_Activity_
Copy out each line of the listing below in which the string "What" occurs.

_Supplied material_
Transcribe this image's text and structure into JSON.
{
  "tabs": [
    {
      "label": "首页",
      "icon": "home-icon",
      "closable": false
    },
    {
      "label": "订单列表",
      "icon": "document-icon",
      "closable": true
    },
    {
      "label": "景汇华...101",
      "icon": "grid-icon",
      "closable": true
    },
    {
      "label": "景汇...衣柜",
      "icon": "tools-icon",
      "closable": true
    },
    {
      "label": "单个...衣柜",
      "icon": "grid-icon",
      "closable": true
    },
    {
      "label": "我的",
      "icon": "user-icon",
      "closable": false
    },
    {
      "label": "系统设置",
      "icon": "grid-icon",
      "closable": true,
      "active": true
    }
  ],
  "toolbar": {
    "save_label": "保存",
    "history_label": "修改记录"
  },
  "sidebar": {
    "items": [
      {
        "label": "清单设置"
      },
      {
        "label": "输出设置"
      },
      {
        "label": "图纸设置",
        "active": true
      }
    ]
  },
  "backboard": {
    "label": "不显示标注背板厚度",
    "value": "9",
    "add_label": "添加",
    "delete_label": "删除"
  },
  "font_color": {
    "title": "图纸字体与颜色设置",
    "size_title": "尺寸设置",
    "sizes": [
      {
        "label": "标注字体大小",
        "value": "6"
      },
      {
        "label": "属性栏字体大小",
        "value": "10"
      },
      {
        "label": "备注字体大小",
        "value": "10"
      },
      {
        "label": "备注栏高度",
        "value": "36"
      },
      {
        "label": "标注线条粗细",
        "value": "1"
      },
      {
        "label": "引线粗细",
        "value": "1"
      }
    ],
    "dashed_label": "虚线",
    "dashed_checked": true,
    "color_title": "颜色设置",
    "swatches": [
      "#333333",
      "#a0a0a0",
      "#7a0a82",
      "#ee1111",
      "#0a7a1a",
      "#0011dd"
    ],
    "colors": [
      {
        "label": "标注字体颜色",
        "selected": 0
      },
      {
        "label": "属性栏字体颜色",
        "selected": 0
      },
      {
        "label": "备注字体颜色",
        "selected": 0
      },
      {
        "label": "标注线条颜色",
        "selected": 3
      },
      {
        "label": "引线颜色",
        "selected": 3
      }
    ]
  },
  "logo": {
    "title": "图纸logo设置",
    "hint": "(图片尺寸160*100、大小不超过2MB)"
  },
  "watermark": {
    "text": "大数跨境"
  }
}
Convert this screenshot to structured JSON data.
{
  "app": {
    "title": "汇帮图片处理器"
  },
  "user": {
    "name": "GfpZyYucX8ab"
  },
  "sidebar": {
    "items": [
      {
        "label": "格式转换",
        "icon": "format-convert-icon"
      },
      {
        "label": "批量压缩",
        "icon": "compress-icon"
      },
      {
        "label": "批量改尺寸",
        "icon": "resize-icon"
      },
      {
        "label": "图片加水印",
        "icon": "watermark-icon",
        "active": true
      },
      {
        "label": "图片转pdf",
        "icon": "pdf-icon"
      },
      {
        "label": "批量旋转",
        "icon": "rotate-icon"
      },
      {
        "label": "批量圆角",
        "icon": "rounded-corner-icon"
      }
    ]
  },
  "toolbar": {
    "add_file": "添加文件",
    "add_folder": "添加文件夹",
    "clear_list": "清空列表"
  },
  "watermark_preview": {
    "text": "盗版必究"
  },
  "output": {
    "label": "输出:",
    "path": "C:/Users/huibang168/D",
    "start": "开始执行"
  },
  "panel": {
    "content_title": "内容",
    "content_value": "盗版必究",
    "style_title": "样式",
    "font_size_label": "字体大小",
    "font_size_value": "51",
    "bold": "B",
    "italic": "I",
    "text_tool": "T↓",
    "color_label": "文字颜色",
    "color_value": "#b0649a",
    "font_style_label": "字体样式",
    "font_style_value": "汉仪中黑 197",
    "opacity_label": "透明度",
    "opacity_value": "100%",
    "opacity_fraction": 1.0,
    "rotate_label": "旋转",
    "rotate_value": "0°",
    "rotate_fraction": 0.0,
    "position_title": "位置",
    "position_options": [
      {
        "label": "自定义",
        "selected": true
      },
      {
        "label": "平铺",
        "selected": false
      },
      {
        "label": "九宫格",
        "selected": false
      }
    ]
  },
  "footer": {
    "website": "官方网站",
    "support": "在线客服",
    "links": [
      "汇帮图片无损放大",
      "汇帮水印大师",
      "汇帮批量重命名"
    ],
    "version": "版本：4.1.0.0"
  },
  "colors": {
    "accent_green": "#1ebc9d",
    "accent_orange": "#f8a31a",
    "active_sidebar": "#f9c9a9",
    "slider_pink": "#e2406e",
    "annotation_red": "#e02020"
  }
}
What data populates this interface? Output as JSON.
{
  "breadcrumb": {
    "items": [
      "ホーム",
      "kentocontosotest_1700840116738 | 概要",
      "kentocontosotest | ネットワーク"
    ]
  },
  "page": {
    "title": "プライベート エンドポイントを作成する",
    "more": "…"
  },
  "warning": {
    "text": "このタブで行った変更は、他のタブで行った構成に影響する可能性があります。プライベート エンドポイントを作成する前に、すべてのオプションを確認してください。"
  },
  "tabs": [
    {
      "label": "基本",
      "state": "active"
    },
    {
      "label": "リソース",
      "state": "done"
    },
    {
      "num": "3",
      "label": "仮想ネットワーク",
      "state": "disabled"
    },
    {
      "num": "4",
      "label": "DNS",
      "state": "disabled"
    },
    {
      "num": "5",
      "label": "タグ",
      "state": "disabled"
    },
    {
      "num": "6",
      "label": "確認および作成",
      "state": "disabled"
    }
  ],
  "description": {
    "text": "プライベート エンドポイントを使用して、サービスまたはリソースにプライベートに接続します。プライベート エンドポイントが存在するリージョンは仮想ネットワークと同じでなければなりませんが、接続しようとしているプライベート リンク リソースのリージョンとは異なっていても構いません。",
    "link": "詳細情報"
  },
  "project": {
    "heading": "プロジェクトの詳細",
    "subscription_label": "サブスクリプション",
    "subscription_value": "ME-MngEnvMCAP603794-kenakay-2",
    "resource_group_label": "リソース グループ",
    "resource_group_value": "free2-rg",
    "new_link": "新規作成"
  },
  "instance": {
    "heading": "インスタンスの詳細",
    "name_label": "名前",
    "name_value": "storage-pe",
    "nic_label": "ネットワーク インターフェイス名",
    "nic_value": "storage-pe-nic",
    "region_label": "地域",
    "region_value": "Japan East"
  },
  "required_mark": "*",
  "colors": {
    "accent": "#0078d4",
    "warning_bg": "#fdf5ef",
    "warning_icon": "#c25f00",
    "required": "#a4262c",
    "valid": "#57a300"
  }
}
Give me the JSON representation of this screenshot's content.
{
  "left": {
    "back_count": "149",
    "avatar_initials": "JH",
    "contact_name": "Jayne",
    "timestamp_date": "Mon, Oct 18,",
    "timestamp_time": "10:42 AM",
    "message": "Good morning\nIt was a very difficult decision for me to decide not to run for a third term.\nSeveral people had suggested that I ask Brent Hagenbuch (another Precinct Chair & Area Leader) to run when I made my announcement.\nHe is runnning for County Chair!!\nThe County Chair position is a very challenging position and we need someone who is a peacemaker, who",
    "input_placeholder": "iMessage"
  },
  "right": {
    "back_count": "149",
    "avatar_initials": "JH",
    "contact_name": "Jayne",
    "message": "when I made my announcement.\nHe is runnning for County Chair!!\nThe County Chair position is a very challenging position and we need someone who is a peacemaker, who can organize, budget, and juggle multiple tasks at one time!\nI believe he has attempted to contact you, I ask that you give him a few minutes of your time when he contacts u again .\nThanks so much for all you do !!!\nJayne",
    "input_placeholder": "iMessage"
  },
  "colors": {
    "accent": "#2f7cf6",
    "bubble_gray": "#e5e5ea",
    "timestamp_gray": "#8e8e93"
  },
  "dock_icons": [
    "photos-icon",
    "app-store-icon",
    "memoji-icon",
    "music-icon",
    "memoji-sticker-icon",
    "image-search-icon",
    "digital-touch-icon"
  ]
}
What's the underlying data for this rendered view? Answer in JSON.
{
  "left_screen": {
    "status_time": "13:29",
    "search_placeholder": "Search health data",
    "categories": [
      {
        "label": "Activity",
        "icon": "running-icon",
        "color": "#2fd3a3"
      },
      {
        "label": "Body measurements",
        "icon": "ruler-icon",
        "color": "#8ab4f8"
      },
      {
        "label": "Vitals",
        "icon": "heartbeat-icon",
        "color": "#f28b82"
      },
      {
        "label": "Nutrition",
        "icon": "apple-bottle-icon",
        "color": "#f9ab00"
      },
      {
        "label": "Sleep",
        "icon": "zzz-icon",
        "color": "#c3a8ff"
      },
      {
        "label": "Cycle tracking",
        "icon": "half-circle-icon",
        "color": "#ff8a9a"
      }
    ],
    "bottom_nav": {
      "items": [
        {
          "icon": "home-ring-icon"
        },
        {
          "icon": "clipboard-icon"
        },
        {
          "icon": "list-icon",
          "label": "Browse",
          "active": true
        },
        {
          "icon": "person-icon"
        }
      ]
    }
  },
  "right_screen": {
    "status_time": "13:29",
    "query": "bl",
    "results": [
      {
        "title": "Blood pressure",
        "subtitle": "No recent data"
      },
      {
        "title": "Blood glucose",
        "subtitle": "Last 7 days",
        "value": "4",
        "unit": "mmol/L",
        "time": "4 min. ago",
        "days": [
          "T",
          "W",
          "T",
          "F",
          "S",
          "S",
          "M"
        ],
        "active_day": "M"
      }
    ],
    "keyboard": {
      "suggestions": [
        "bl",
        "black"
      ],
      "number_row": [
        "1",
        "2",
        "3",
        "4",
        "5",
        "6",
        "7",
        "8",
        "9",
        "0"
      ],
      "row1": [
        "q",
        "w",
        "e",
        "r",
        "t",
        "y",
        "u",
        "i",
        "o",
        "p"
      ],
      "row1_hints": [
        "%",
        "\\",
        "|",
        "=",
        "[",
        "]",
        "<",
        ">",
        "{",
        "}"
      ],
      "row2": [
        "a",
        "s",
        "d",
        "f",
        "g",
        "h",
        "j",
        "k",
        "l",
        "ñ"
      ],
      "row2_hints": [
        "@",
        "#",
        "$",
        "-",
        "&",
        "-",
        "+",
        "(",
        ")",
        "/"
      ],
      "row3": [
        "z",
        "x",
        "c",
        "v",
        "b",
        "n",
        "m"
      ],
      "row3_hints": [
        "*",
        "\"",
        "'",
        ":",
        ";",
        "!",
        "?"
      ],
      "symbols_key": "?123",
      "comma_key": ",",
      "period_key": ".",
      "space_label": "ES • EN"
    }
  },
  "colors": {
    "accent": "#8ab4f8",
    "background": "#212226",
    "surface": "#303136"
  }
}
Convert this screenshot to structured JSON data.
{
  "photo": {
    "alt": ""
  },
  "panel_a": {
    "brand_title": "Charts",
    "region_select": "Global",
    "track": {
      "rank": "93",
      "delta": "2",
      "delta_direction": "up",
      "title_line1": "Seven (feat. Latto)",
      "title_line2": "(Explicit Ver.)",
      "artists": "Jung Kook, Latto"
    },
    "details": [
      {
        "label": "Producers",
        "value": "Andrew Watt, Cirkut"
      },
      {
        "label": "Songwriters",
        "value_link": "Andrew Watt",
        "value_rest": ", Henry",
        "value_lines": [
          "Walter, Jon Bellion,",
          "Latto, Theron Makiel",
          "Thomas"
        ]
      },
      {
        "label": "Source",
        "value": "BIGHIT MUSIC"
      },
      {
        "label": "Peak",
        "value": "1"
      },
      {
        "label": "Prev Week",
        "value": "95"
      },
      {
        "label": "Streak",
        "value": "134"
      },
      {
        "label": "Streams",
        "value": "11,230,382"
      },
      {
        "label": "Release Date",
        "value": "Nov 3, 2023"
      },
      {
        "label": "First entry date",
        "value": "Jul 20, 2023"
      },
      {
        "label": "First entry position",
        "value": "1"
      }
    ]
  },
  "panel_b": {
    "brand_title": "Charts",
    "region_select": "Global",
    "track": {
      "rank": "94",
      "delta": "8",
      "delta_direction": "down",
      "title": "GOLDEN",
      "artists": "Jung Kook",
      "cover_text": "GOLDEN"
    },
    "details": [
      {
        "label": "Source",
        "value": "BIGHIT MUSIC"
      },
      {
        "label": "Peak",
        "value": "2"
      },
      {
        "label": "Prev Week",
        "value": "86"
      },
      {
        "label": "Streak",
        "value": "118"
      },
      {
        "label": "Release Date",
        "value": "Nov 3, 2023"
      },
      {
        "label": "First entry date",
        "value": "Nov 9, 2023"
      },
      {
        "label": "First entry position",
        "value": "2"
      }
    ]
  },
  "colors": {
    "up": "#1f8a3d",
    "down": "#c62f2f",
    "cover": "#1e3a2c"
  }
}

_Result for this exercise_
What data populates this interface? Output as JSON.
What's the underlying data for this rendered view? Answer in JSON.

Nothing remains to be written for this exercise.